> _To do_: Among the lines of the records below, copy those that hold the word "Ошибка".

Material for this task below:

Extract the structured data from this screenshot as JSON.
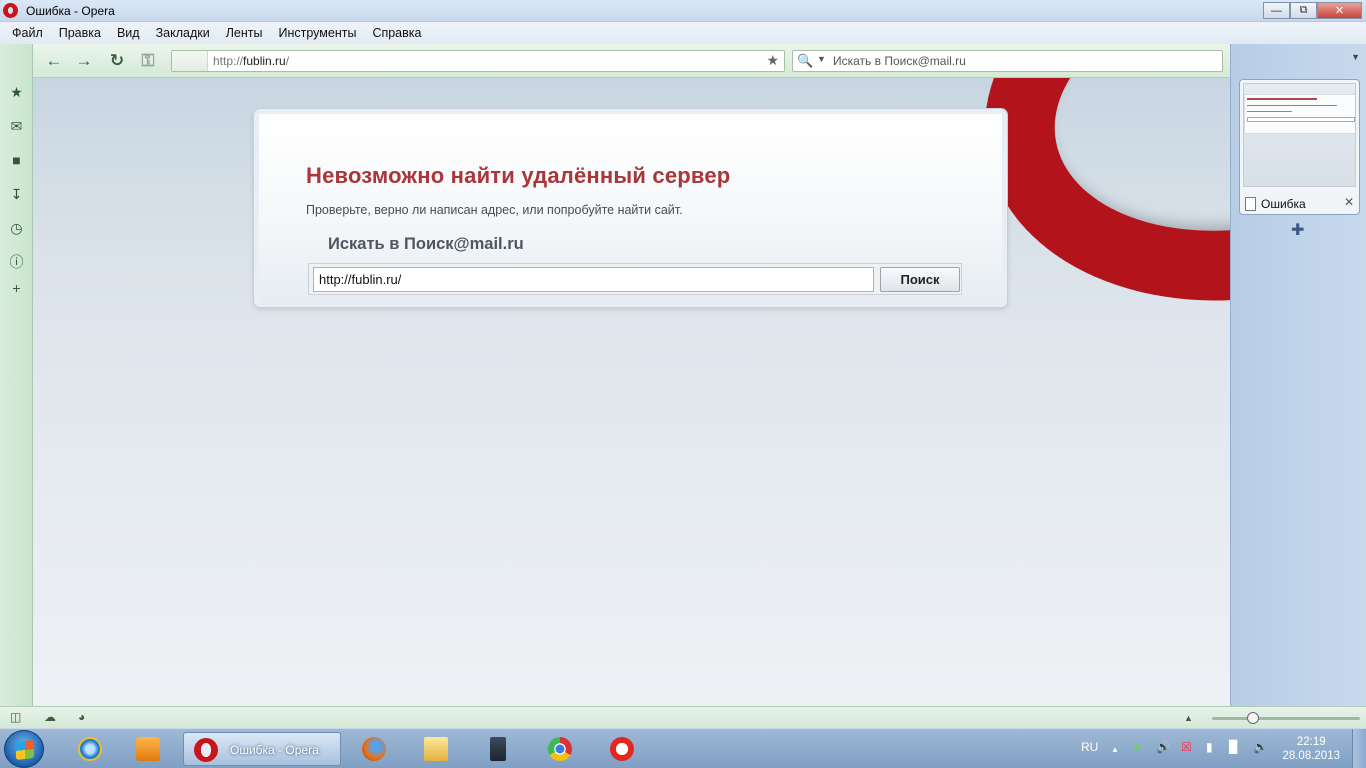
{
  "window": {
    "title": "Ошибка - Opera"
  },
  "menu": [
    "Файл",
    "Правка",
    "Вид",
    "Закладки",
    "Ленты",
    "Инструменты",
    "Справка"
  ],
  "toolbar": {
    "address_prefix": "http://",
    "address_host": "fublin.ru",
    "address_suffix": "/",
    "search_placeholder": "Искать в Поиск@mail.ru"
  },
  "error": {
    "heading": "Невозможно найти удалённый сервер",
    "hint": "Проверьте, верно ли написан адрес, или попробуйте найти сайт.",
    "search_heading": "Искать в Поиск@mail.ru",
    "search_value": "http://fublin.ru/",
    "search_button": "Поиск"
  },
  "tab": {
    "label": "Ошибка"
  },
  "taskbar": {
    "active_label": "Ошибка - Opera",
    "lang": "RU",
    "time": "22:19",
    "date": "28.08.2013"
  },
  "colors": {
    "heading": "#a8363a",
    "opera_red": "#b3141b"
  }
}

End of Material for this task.

> _Exercise solution_:
    "title": "Ошибка - Opera"
    "label": "Ошибка"
    "active_label": "Ошибка - Opera",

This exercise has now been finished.